[RECORD EXCERPTS Boundary: Start]

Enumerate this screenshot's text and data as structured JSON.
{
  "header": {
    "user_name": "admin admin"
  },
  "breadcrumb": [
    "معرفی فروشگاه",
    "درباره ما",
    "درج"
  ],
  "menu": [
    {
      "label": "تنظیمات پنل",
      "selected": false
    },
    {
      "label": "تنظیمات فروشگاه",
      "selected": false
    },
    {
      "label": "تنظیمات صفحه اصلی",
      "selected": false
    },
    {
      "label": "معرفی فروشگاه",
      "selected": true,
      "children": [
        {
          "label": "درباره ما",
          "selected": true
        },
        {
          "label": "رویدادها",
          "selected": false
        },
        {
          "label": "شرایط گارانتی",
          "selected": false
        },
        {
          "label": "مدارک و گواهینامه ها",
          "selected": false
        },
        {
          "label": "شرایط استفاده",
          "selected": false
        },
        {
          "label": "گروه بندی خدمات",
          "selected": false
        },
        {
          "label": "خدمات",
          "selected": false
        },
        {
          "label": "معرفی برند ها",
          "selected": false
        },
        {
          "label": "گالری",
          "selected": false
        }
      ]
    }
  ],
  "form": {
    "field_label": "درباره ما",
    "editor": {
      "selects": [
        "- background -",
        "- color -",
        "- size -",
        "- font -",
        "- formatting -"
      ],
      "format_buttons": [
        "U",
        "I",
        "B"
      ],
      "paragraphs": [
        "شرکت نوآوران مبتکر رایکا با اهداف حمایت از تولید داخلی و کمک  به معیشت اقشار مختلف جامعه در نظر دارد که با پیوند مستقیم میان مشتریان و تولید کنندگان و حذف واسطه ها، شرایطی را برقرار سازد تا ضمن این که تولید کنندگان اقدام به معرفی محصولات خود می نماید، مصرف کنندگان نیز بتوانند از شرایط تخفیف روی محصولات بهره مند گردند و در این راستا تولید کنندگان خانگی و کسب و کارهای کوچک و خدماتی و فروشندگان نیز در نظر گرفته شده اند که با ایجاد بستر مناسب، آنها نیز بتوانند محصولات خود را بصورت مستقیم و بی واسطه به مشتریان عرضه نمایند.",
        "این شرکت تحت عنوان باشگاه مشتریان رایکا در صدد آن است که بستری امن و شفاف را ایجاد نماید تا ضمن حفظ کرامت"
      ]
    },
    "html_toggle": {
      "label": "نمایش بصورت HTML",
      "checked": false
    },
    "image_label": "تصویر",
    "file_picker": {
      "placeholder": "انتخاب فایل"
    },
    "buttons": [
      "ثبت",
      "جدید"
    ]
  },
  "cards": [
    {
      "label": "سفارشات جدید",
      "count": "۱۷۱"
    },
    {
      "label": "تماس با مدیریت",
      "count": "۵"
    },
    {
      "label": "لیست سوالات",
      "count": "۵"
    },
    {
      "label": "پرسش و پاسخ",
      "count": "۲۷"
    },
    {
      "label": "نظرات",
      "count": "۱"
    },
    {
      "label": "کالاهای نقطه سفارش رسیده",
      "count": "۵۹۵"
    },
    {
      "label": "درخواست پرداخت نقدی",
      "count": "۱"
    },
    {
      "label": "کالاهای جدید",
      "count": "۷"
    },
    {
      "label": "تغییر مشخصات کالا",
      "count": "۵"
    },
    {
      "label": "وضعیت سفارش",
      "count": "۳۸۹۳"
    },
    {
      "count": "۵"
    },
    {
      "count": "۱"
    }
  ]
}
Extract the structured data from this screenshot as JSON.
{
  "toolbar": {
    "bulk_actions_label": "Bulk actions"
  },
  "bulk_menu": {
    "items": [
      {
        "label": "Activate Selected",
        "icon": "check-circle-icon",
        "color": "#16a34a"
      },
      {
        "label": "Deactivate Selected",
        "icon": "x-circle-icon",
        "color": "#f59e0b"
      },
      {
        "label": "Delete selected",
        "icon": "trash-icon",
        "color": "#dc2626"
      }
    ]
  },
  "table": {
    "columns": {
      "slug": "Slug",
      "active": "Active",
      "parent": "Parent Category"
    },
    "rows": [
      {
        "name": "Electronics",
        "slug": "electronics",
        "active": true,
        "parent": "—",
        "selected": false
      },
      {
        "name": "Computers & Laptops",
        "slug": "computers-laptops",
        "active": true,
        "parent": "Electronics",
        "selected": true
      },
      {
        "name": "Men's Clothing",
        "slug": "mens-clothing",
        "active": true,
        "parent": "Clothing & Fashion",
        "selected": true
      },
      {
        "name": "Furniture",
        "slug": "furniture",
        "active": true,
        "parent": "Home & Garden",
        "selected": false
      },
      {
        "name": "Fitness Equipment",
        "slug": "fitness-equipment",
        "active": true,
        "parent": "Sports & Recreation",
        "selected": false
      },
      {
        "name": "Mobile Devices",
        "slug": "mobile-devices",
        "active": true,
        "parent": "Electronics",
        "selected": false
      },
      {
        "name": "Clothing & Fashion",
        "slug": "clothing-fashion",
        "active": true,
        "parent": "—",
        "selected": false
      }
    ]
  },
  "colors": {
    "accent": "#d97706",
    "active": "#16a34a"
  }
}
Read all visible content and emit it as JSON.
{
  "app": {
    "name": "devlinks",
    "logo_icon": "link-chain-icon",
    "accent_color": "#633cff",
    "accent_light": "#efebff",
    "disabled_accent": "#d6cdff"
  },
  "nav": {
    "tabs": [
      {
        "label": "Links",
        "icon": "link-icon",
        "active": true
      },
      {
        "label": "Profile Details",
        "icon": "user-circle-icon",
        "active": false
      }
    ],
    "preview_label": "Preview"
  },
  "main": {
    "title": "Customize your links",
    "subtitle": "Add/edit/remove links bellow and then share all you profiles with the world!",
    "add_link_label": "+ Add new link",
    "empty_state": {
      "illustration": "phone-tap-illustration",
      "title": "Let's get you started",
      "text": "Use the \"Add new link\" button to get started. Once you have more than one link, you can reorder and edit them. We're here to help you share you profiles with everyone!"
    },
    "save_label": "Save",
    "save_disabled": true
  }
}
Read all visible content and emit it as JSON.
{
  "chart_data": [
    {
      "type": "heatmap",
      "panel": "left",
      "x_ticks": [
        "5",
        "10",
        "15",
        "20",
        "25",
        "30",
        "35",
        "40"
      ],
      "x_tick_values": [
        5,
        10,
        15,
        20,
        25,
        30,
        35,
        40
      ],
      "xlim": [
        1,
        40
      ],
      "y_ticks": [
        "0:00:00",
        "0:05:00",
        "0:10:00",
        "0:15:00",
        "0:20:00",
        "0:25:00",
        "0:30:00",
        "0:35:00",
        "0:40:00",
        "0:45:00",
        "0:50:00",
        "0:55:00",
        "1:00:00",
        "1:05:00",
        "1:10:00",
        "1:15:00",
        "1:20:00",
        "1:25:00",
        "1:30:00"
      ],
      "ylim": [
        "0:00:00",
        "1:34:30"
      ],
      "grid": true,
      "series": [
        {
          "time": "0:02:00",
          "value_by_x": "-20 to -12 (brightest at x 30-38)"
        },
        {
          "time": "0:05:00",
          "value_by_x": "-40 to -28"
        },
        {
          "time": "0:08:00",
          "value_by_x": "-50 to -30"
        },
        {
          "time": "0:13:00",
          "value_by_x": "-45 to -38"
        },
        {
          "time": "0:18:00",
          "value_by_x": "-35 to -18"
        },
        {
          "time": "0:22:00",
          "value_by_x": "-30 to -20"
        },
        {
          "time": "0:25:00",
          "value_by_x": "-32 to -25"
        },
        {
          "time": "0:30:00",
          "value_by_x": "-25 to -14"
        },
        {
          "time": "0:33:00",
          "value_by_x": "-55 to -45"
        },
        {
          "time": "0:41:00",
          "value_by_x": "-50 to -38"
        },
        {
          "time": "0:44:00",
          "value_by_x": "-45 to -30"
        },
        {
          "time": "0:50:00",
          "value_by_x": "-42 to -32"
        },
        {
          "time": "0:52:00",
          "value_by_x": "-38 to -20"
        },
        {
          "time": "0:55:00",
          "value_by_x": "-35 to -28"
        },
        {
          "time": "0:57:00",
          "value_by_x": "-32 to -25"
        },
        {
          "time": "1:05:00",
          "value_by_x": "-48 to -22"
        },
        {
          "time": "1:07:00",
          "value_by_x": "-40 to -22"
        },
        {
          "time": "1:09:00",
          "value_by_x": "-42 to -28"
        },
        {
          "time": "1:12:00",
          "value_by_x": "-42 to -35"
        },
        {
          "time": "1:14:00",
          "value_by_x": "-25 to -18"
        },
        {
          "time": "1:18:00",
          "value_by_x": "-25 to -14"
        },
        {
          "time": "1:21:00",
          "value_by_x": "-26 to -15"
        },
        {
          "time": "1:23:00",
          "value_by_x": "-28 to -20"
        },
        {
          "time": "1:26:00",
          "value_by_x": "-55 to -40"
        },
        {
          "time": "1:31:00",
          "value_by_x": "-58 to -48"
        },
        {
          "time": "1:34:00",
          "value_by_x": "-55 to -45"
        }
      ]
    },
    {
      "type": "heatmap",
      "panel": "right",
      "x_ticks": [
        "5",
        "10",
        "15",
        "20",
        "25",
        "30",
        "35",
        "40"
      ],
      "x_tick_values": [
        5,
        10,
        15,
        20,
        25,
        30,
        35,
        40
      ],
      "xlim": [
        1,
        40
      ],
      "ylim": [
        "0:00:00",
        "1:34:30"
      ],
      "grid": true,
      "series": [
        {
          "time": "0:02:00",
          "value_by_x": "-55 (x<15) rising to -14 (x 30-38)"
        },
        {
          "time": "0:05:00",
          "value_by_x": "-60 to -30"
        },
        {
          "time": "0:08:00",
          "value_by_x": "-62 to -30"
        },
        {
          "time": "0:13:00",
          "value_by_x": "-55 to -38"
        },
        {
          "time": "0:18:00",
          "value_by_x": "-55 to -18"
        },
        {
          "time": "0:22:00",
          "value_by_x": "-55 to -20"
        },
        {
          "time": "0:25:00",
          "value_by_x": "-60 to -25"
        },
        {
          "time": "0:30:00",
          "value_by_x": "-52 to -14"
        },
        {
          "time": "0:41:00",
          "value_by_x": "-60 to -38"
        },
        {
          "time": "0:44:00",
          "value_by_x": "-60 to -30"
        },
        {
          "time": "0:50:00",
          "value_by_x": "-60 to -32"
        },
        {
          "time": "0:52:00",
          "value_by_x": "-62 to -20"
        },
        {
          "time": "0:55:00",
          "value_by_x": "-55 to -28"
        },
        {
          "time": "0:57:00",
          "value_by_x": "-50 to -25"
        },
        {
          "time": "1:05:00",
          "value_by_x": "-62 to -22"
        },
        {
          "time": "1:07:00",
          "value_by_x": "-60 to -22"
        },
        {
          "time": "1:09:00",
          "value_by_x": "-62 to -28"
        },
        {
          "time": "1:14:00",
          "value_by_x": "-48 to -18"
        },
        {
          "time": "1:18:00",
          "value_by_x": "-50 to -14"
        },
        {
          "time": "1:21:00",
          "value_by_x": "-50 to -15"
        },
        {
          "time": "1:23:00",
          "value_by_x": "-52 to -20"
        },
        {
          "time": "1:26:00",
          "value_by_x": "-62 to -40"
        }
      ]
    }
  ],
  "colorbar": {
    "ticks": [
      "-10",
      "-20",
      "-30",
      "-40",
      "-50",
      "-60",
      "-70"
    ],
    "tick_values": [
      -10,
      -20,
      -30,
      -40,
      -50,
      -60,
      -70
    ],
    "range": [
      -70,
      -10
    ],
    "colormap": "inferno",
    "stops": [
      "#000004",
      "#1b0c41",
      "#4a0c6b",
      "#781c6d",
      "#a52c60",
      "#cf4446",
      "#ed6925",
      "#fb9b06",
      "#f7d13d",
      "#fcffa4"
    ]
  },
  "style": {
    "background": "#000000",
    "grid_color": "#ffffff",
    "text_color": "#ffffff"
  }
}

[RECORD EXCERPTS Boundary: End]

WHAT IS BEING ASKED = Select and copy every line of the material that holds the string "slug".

TASK RESPONSE =
      "slug": "Slug",
        "slug": "electronics",
        "slug": "computers-laptops",
        "slug": "mens-clothing",
        "slug": "furniture",
        "slug": "fitness-equipment",
        "slug": "mobile-devices",
        "slug": "clothing-fashion",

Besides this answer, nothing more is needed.